Elon Musk’s troubling, nascent vision for Twitter was on full display this weekend after the SpaceX and Tesla CEO strode into the center of a content moderation controversy created by Kanye West, who now goes by Ye.
West popped up on Twitter Friday night for the first time since November 2020, tweeting “Look at this Mark, How you gone kick me off instagram” with a blurry photo of himself and Meta founder Mark Zuckerberg singing karaoke. The company confirmed to The Hollywood Reporter that Instagram indeed removed content from West’s account and placed restrictions on it following repeated policy violations. While West’s account was still visible on Sunday, it’s likely frozen from posting new content temporarily.
West’s recent Instagram posts are all screenshots of texts, and the post that broke Instagram’s rules appears to have been a conversation with Sean “Diddy” Combs in which he invoked antisemitic tropes, accusing the other musician of being controlled by “the Jewish people.”
Future Twitter owner Elon Musk quickly swept in to welcome West back to the platform, in spite of the troubled artist’s very recent expressions of anti-Semitism.
West appears to have interpreted Musk’s warm welcome as a green light, elaborating on his antisemitic conspiracies in a tweet only 12 hours later. “I’m a bit sleepy tonight but when I wake up I’m going death [sic] con 3 On JEWISH PEOPLE,” West tweeted on Saturday night. “…You guys have toyed with me and tried to black ball anyone whoever opposes your agenda.”
In spite of Musk’s stamp of approval, Twitter removed the tweet, which invoked anti-Jewish stereotypes often espoused by white supremacists and locked West’s account “due to a violation of Twitter’s policies,” a Twitter spokesperson confirmed to TechCrunch.

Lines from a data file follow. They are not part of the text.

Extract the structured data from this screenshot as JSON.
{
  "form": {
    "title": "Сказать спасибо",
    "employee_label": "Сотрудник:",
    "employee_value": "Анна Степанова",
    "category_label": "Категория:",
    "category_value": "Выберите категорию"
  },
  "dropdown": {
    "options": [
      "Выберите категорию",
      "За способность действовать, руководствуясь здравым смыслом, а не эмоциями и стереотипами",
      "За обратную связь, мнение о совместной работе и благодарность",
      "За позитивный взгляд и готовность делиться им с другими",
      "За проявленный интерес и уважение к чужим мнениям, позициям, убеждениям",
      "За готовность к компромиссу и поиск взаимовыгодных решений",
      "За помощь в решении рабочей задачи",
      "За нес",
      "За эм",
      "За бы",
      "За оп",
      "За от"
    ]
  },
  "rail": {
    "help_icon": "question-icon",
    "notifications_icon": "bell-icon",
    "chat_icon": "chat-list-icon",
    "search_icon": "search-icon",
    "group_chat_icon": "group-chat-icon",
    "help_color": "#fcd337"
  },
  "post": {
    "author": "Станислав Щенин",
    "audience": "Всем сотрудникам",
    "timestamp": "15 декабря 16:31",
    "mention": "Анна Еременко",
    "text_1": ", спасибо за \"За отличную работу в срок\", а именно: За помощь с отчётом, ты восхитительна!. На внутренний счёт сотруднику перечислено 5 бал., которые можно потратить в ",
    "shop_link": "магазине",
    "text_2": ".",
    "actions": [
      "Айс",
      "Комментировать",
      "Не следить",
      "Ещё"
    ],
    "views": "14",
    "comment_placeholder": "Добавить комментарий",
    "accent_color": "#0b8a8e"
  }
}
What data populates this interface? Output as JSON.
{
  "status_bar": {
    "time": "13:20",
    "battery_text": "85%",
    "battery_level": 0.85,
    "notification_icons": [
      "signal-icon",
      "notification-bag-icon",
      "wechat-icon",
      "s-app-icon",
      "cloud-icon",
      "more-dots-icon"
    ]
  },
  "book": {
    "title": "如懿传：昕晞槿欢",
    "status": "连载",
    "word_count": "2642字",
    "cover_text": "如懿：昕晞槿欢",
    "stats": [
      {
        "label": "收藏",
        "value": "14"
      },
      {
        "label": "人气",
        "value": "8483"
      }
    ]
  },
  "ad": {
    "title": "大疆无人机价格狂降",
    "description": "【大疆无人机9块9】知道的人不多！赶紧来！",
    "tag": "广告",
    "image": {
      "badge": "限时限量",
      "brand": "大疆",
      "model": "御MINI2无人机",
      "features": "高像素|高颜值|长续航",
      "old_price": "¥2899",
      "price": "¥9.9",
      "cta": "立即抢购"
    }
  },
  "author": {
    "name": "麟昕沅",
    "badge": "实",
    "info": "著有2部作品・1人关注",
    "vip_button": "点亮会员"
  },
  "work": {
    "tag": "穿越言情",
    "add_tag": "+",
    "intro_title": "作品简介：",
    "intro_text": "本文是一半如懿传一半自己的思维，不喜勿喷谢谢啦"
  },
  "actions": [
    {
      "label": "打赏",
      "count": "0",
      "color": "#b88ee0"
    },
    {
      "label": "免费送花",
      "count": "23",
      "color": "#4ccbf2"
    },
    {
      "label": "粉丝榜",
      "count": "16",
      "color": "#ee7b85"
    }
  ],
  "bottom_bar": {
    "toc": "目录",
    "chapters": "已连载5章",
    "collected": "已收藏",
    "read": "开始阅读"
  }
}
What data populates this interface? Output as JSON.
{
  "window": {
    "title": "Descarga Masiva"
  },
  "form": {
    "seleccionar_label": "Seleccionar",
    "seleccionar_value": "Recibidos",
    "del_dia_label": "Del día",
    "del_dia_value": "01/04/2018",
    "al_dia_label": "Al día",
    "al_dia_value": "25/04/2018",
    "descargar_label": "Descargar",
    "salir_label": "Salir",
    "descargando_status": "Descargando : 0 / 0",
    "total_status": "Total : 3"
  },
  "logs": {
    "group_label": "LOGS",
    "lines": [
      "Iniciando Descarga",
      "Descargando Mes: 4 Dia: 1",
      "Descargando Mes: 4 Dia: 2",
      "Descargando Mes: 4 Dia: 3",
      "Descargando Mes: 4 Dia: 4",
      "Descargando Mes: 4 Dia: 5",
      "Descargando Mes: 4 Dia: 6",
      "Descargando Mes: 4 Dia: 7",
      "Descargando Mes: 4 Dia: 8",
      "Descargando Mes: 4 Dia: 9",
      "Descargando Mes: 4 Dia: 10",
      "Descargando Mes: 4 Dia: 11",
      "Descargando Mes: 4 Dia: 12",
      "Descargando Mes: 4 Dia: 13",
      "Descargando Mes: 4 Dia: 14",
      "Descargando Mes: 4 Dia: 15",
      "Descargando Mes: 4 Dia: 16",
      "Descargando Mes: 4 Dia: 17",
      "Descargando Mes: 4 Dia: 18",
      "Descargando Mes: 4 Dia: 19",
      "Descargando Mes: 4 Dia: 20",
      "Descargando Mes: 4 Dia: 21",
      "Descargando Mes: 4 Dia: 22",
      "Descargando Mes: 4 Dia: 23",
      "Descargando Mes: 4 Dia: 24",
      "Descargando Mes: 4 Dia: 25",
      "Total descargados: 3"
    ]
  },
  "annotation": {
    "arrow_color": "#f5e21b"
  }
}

Just before sowing chaos on Instagram and Twitter, West stirred up controversy at Paris fashion week, debuting a new line in a pop-up warehouse show that included a shirt with the phrase “White Lives Matter.” The incident immediately pitted West again much of the fashion industry, which spoke out against him and defended Vogue Editor Gabriella Karefa-Johnson, who West attacked for criticizing his stunt as “deeply offensive, violent and dangerous.”